Tiger back doing Tiger stuff.......— Graeme McDowell (@Graeme_McDowell) July 22, 2018
I love you https://t.co/JovVz2clm2— Braden Thornberry (@tberrygolf) July 22, 2018
Omg lesgo @TigerWoods— Willy Wilcox (@willwilcoxgolf) July 22, 2018
Right now, Tiger is like everyone’s ex who we’ve given way too many 2nd chances to, and he has the opportunity to rip your heart right out of your chest but we’re all ok with it because we tend to only remember the good times— max homa (@maxhoma23) July 22, 2018
Watch: Full replays of The Open coverage
NBC Sports and Golf Channel are showcasing nearly 50 hours of live coverage of the 147th Open. Missed anything? Well, you can catch up right here. Click on the links below for replays from Carnoustie, broken down into daily segments:
Saturday, Day 3 (Times ET)
7AM-3PM (Watch): Jordan Spieth fired 65 to move into a three-way share of the 54-hole lead, while Tiger Woods (66) played his way into contention. Click here or on the image below to watch. Also, click here to watch the full replay of the marquee group: Rickie Fowler and Thorbjorn Olesen.
4:30-7AM (Watch): Sunny skies and birdies were on the menu early in Round 3, as Justin Rose made his way around Carnoustie in 64 strokes. Click here or on the image below to watch. Also, click here to watch the full replay of the marquee group: Henrik Stenson and Bryson DeChambeau.
Friday, Day 2 (Times ET)

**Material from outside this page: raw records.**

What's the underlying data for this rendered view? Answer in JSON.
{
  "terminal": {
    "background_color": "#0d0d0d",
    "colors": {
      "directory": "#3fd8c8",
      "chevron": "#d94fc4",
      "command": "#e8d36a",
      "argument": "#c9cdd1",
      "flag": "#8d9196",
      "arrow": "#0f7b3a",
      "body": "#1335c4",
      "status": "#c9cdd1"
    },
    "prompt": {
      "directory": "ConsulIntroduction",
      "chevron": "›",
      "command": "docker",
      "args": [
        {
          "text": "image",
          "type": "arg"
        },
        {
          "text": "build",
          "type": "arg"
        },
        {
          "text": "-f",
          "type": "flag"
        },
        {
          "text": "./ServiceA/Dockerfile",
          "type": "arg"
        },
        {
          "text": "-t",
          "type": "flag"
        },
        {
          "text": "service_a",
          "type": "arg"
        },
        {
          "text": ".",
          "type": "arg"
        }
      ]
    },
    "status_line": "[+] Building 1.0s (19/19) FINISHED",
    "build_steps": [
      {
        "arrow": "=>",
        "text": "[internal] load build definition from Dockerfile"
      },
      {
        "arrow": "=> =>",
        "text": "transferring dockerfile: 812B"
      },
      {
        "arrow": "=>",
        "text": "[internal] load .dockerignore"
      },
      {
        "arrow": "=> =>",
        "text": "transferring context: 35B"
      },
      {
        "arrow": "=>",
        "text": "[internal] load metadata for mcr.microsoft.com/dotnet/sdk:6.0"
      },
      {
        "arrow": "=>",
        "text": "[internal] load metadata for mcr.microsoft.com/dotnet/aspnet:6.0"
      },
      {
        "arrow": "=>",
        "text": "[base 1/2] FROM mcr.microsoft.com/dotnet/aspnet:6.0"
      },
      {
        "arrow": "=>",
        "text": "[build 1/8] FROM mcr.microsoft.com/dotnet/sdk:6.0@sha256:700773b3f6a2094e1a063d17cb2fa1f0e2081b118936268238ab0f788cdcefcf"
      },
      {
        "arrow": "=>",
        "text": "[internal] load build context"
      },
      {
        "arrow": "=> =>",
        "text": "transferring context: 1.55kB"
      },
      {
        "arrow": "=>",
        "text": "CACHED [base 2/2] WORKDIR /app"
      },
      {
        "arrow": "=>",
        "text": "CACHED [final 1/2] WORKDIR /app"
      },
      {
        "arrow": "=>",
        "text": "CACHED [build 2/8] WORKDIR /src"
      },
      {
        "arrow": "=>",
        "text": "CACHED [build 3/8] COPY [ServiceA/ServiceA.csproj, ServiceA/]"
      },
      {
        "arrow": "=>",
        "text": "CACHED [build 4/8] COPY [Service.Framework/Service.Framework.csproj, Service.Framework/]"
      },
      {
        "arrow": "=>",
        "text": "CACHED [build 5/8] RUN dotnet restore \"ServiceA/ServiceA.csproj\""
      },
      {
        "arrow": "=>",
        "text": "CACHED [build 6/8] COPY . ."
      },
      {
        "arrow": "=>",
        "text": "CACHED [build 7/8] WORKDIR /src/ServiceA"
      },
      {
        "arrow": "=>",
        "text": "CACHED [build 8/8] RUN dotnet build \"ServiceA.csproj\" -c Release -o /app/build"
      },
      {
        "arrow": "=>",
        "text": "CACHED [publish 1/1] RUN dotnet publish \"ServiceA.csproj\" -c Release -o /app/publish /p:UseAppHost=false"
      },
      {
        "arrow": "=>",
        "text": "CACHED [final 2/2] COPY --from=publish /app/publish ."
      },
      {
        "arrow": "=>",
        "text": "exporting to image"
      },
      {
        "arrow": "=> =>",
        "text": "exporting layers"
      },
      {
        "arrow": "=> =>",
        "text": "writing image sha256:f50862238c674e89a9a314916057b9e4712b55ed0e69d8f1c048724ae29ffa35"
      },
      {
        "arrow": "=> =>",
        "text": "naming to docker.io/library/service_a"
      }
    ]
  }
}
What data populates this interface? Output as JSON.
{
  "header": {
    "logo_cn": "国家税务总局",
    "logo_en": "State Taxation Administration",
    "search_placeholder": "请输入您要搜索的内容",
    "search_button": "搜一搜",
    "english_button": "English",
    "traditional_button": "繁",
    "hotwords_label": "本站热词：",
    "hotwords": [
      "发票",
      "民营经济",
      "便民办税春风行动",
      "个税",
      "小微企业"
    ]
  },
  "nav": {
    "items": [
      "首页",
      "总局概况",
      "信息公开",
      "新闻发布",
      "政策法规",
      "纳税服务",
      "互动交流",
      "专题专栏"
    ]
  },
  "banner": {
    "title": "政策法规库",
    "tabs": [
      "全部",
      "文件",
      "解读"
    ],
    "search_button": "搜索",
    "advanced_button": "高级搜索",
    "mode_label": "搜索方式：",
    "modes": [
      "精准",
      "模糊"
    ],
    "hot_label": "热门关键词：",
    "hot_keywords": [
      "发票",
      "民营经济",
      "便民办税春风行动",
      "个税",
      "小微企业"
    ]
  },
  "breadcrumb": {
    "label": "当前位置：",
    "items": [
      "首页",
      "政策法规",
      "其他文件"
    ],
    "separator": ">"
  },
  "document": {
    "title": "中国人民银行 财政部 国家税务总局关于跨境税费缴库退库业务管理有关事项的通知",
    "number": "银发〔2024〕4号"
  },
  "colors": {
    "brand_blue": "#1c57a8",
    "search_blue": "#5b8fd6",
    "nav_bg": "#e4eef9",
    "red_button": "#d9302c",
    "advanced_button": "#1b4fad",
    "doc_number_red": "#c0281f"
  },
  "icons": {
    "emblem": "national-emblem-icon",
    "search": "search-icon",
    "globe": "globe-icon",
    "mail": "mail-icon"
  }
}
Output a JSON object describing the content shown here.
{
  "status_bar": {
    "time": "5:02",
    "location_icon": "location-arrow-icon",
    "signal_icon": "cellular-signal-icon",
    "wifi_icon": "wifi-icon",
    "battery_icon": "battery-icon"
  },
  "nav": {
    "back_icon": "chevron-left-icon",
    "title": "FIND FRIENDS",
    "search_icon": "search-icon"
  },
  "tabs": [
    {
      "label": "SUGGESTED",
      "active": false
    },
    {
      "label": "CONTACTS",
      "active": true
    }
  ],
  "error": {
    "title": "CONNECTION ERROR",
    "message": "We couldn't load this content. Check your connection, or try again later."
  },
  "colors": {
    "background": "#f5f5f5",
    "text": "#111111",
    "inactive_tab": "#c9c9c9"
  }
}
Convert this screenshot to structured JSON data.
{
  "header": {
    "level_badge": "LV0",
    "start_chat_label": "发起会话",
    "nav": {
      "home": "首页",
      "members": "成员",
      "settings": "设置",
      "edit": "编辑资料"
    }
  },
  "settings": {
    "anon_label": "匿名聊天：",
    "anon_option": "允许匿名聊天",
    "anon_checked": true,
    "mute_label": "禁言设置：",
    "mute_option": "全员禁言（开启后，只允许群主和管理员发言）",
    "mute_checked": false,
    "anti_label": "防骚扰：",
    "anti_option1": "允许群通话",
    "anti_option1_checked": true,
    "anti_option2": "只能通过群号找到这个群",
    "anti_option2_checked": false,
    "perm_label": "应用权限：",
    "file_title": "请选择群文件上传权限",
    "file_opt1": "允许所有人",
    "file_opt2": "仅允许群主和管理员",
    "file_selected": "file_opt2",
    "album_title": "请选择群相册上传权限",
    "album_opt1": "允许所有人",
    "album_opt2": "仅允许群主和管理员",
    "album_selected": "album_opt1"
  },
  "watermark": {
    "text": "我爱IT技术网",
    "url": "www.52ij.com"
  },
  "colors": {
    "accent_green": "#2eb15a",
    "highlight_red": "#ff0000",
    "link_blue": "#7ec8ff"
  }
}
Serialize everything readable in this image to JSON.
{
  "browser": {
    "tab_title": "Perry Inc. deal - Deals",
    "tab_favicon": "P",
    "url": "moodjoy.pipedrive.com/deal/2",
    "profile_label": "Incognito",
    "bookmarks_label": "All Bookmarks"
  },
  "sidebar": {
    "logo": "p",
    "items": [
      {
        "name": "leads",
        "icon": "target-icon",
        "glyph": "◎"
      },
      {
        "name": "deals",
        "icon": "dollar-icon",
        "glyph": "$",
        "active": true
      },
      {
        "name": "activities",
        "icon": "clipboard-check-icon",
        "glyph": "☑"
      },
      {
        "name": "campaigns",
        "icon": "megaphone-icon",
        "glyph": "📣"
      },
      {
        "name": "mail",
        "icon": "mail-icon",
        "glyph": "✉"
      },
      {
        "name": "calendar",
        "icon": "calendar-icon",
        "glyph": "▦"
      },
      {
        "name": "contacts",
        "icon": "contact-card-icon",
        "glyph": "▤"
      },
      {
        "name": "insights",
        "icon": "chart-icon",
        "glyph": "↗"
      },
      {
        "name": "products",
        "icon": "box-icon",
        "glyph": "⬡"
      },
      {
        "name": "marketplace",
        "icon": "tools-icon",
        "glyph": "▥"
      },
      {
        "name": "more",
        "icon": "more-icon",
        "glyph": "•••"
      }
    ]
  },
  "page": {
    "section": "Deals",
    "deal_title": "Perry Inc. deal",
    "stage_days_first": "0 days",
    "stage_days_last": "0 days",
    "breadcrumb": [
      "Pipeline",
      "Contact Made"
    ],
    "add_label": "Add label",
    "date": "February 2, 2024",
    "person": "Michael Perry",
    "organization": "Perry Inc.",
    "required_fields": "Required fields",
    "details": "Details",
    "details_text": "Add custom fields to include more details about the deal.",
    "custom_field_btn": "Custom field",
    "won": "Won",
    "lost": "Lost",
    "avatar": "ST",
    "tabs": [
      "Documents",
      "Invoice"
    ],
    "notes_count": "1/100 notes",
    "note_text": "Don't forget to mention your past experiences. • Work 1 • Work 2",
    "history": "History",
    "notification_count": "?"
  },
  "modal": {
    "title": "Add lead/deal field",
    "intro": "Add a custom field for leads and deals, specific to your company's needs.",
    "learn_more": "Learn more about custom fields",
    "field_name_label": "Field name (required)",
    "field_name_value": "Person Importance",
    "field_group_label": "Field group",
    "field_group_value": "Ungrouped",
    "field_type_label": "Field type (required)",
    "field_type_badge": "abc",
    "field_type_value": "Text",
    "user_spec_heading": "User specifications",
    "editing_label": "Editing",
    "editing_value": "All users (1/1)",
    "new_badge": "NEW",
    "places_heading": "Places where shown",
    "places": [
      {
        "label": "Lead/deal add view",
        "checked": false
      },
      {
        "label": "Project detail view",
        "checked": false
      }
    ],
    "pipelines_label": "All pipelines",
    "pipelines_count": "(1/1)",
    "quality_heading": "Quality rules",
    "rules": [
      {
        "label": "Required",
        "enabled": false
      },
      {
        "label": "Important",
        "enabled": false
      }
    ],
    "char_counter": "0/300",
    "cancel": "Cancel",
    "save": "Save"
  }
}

8:20AM-3PM (Watch): As the skies cleared on Friday afternoon, defending champion Jordan Spieth made a run to try and regain the claret jug. Click here or on the image below to watch. Also, click here to watch the full replay of the marquee group: Jordan Spieth, Justin Rose and Kiradech Aphibarnrat.
1:30-8:20AM (Watch): On a rainy Friday morning at Carnoustie, Rory McIlroy shot 69 to reach 4 under, while Zach Johnson fired a 67 for the early lead. Click here or on the image below to watch. Also, click here to watch the full replay of the marquee group: Brooks Koepka, Ian Poulter and Cameron Smith.
Thursday, Day 1 (Times ET)
Noon-4PM (Watch): Tiger Woods was up and down in the afternoon, as winds picked up a little and no one could catch Kevin Kisner. Click here or on the image below to watch. Also, click here to watch the full replay of the marquee group: Woods, Russell Knox and Hideki Matsuyama.
1:30-8:25AM (Watch): Defending champion Jordan Spieth got off to a good start, while Kevin Kisner (66) set the early pace. Click here or on the image below to watch. Also, click here to watch the full replay of the marquee group: Rickie Fowler, Jon Rahm and Chris Wood.